The problem – Word for word, copy all of the entries.

Items from an interface collection –
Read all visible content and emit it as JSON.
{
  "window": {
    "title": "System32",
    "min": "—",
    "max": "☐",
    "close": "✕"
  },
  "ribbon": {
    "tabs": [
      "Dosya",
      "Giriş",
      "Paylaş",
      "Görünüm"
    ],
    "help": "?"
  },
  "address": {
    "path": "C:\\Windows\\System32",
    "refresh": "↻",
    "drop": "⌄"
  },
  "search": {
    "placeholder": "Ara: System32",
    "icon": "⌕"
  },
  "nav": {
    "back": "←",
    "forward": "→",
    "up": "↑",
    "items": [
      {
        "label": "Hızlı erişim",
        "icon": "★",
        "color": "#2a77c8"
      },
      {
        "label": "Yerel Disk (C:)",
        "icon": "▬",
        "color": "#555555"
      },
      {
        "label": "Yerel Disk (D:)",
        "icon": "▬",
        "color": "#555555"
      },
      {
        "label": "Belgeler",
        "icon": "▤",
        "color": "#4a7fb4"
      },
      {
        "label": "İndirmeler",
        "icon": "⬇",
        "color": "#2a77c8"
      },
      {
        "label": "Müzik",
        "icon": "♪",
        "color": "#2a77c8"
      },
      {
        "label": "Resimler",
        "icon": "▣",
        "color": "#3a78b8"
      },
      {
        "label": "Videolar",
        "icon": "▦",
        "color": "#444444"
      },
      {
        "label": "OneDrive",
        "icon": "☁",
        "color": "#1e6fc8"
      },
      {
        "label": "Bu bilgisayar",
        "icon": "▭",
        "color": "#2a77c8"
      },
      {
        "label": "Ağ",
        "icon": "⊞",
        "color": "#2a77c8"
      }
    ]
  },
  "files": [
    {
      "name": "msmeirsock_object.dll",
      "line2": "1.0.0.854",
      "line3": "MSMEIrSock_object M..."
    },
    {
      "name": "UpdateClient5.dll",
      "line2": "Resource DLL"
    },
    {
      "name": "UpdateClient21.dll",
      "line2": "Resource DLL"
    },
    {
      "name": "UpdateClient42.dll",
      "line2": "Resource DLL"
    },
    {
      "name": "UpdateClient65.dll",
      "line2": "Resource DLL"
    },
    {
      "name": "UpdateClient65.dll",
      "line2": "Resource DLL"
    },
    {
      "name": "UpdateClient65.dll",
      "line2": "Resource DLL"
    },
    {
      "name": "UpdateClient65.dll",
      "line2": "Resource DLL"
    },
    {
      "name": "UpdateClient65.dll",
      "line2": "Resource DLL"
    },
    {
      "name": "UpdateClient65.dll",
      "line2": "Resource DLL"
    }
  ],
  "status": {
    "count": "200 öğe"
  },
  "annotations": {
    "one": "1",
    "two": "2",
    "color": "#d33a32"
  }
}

Exercise output –
Read all visible content and emit it as JSON.
{
  "window": {
    "title": "System32",
    "min": "—",
    "max": "☐",
    "close": "✕"
  },
  "ribbon": {
    "tabs": [
      "Dosya",
      "Giriş",
      "Paylaş",
      "Görünüm"
    ],
    "help": "?"
  },
  "address": {
    "path": "C:\\Windows\\System32",
    "refresh": "↻",
    "drop": "⌄"
  },
  "search": {
    "placeholder": "Ara: System32",
    "icon": "⌕"
  },
  "nav": {
    "back": "←",
    "forward": "→",
    "up": "↑",
    "items": [
      {
        "label": "Hızlı erişim",
        "icon": "★",
        "color": "#2a77c8"
      },
      {
        "label": "Yerel Disk (C:)",
        "icon": "▬",
        "color": "#555555"
      },
      {
        "label": "Yerel Disk (D:)",
        "icon": "▬",
        "color": "#555555"
      },
      {
        "label": "Belgeler",
        "icon": "▤",
        "color": "#4a7fb4"
      },
      {
        "label": "İndirmeler",
        "icon": "⬇",
        "color": "#2a77c8"
      },
      {
        "label": "Müzik",
        "icon": "♪",
        "color": "#2a77c8"
      },
      {
        "label": "Resimler",
        "icon": "▣",
        "color": "#3a78b8"
      },
      {
        "label": "Videolar",
        "icon": "▦",
        "color": "#444444"
      },
      {
        "label": "OneDrive",
        "icon": "☁",
        "color": "#1e6fc8"
      },
      {
        "label": "Bu bilgisayar",
        "icon": "▭",
        "color": "#2a77c8"
      },
      {
        "label": "Ağ",
        "icon": "⊞",
        "color": "#2a77c8"
      }
    ]
  },
  "files": [
    {
      "name": "msmeirsock_object.dll",
      "line2": "1.0.0.854",
      "line3": "MSMEIrSock_object M..."
    },
    {
      "name": "UpdateClient5.dll",
      "line2": "Resource DLL"
    },
    {
      "name": "UpdateClient21.dll",
      "line2": "Resource DLL"
    },
    {
      "name": "UpdateClient42.dll",
      "line2": "Resource DLL"
    },
    {
      "name": "UpdateClient65.dll",
      "line2": "Resource DLL"
    },
    {
      "name": "UpdateClient65.dll",
      "line2": "Resource DLL"
    },
    {
      "name": "UpdateClient65.dll",
      "line2": "Resource DLL"
    },
    {
      "name": "UpdateClient65.dll",
      "line2": "Resource DLL"
    },
    {
      "name": "UpdateClient65.dll",
      "line2": "Resource DLL"
    },
    {
      "name": "UpdateClient65.dll",
      "line2": "Resource DLL"
    }
  ],
  "status": {
    "count": "200 öğe"
  },
  "annotations": {
    "one": "1",
    "two": "2",
    "color": "#d33a32"
  }
}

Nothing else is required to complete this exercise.